LADIES AND VETERANS: I have the honor and pleasure of presenting to you the silver-tongued orator of the Tennessee valley, who was himself a soldier, entering the confederate service but a boy of 14 years and spent his 16th birthday in a federal prison.
Col. Sam Blackwell then arose, and for over one hour held that large and appreciative audience almost spell-bound by one of the finest speeches ever delivered in this section, the praise of which was upon the lips of every man and woman that I heard express themselves, and there were scores of them.
In my long experience I never knew a man to so completely captivate an audience as did Colonel Blackwell, and should be, when the time comes, suffer his name to go before the next state convention for the high office of governor of Alabama. Bullock County can be relied upon for the silver-tongued orator of the Tennessee valley.

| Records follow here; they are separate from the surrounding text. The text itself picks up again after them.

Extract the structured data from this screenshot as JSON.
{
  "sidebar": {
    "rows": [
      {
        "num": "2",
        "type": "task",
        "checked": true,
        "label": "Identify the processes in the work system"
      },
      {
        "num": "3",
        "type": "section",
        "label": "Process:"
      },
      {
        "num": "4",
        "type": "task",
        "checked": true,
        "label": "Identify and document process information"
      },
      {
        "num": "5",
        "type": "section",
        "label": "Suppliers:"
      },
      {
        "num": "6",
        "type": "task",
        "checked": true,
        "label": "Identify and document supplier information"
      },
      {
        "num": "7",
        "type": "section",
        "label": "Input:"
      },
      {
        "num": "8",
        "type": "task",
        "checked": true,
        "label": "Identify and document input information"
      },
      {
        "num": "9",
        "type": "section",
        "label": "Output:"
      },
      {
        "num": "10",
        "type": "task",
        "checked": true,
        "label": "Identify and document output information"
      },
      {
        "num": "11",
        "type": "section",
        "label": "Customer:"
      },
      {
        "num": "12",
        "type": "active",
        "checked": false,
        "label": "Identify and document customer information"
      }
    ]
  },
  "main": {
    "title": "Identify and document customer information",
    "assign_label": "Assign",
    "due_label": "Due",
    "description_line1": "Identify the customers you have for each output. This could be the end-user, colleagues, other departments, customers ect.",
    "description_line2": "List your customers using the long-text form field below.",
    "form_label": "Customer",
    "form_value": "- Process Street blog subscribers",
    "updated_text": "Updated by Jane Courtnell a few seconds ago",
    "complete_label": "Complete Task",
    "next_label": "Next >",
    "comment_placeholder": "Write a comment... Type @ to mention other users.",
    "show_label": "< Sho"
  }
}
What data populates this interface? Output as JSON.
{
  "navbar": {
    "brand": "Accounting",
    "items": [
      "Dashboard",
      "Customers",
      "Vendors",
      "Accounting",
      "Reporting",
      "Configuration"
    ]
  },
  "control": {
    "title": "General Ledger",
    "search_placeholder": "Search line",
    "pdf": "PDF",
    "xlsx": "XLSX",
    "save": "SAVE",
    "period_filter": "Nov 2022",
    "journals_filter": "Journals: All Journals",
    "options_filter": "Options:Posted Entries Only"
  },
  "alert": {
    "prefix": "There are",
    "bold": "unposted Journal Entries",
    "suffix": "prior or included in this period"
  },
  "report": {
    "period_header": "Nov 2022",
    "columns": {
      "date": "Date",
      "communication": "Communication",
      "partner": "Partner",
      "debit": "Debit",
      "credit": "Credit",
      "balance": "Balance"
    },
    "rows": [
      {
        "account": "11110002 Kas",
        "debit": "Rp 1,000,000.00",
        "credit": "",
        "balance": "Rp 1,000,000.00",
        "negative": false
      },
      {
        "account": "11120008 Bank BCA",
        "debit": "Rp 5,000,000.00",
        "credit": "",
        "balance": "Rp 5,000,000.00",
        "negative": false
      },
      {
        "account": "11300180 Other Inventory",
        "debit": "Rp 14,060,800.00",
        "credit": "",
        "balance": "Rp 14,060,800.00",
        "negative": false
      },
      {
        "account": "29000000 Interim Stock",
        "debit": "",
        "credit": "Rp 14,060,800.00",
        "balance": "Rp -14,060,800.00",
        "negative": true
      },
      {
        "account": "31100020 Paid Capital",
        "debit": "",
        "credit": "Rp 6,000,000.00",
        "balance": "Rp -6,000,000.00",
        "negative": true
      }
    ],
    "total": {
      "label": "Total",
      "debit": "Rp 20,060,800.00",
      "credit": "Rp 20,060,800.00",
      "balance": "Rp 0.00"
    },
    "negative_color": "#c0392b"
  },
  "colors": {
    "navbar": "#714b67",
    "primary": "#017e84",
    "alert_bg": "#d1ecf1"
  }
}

The next speaker presented was Ex-Governor Watts of Montgomery. All who know him know that it was a grand address, as he always makes on such occasions.
Next came Gen. H. D. Clayton of Tuskaloosa, who delivered a fine address.
Next came Mr. Ben Screws of Montgomery, who delivered a fine humorous address.
Next came Mr. Young, who is a conductor on the Central railroad, and was a federal soldier during the war. He proved to be a good talker as well as a first class conductor. He told us how Rhodes’ brigade made them get up and dust at the battle of Seven Pines.
At the close of the address dinner was announced, and a better one we never saw in the way of a barbecue—plenty of the best and to spare. Late in the evening we all went to our homes, having spent one of the pleasantest days of our life. Long may the old veterans live and come again in an annual barbecue.